Designing and constructing such facilities differs significantly from designing and building big box warehouses. When it comes to technical requirements, it’s essential to have sufficient electrical power capacity and proximity to fibre-optic networks. When choosing the right location, attention should be paid to a number of other factors related to potential risks, including proximity of fire hazard zones, flood risks, etc. Additionally, a building of this type must have a higher fire resistance. Also at the design stage, it’s necessary to consider the locations of back-up generators, so the essential services a data centre provides can continue in the event of a power outage.

The first step in the project is to create the plan for building the data centre. It is a standard procedure to conduct an audit of the future client’s needs related to the existing and planned IT infrastructure. Besides planning the power allocation, attention should be paid to the optimal design of rooms, installations, and equipment.[2] Data centres are also very demanding economically. An essential aspect of their operation is energy security, guaranteed by emergency power sources.

Increasing standards of corporate social responsibility prompt customers to pay more and more attention to the impact of their activities on the natural environment.[3] In connection with the non-financial reporting obligation introduced by the EU, issues related to sustainable development currently have a significant impact on the decisions they make regarding rental. This aspect of investment is included in our Responsible SEGRO programme, focusing on three long-term priorities: championing low-carbon growth, investing in our local communities and environments, and nurturing talent. As a leading owner and manager of modern warehouse and production space, we have consistently expanded our activities for several years, including growth in the data centre market. SEGRO’s Slough Trading Estate in the United Kingdom is the world’s second-largest cluster of data centres. We already own more than 30 in that location. Being a leading investor such of facilities in Europe, we have the knowledge and experience, which we will use in the future to grow our business in Poland.

Today, there is an increasing demand for data centres on the local market, and inquiries mainly come from foreign investors. This is driven by the gradually decreasing availability of space suitable for their construction in the FLAP-D markets (Frankfurt, London, Amsterdam, Paris, and Dublin). What is also noteworthy, in comparison, Poland remains competitive price-wise. Most data centres in the country are currently being built in Warsaw (over 60%), as well as in Krakow, Poznan, and Wroclaw.[4]

I am convinced that it is worth monitoring these extremely rapid changes, spending time analysing them, and including them in planning long-term business strategies. Expanding operations and investing in this sector is a very promising endeavor, and Poland continues to offer attractive locations.


1 PMR Industry Report.
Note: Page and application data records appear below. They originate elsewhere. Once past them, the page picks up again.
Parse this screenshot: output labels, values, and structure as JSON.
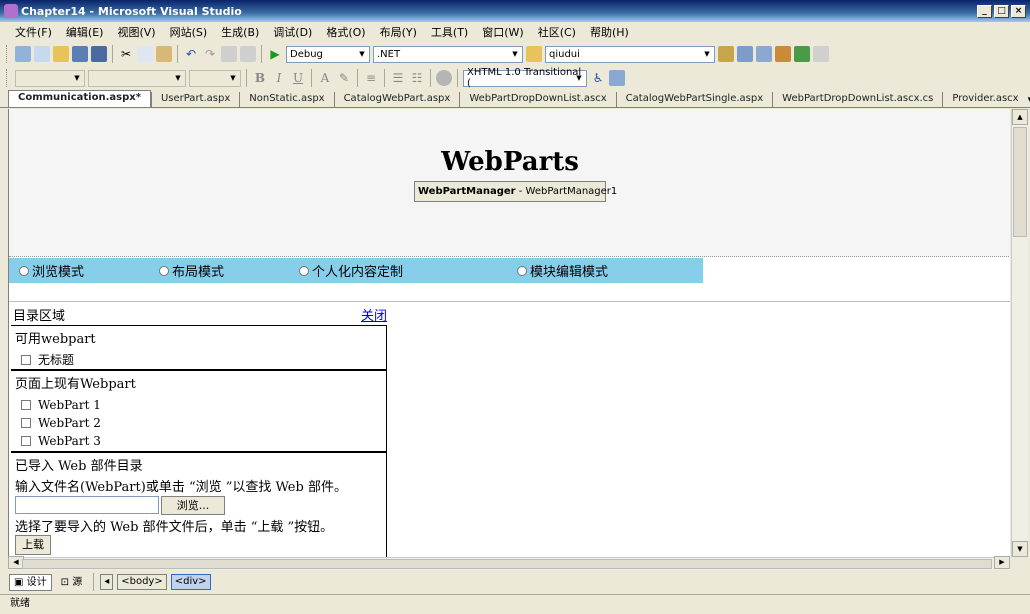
{
  "window": {
    "title": "Chapter14 - Microsoft Visual Studio"
  },
  "menu": [
    "文件(F)",
    "编辑(E)",
    "视图(V)",
    "网站(S)",
    "生成(B)",
    "调试(D)",
    "格式(O)",
    "布局(Y)",
    "工具(T)",
    "窗口(W)",
    "社区(C)",
    "帮助(H)"
  ],
  "toolbar": {
    "config": "Debug",
    "platform": ".NET",
    "search": "qiudui",
    "doctype": "XHTML 1.0 Transitional ("
  },
  "tabs": [
    "Communication.aspx*",
    "UserPart.aspx",
    "NonStatic.aspx",
    "CatalogWebPart.aspx",
    "WebPartDropDownList.ascx",
    "CatalogWebPartSingle.aspx",
    "WebPartDropDownList.ascx.cs",
    "Provider.ascx"
  ],
  "design": {
    "heading": "WebParts",
    "manager_type": "WebPartManager",
    "manager_id": " - WebPartManager1",
    "modes": [
      "浏览模式",
      "布局模式",
      "个人化内容定制",
      "模块编辑模式"
    ],
    "catalog": {
      "title": "目录区域",
      "close": "关闭",
      "available_title": "可用webpart",
      "available_items": [
        "无标题"
      ],
      "page_title": "页面上现有Webpart",
      "page_items": [
        "WebPart 1",
        "WebPart 2",
        "WebPart 3"
      ],
      "import_title": "已导入 Web 部件目录",
      "import_hint": "输入文件名(WebPart)或单击 “浏览 ”以查找 Web 部件。",
      "browse": "浏览...",
      "upload_hint": "选择了要导入的 Web 部件文件后，单击 “上载 ”按钮。",
      "upload": "上载"
    }
  },
  "bottom": {
    "design_view": "设计",
    "source_view": "源",
    "crumbs": [
      "<body>",
      "<div>"
    ]
  },
  "status": "就绪",
  "colors": {
    "mode_bar": "#87ceeb",
    "titlebar": "#0a246a"
  }
}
Data Centre Market in Poland. Market analysis and Development Forecasts for 2024–2029



4 PMR Report “Data Centre Market in Poland 2023. Market Analysis and Development Forecasts for 2023–2028. The Impact of Inflation and the War in Ukraine” 2023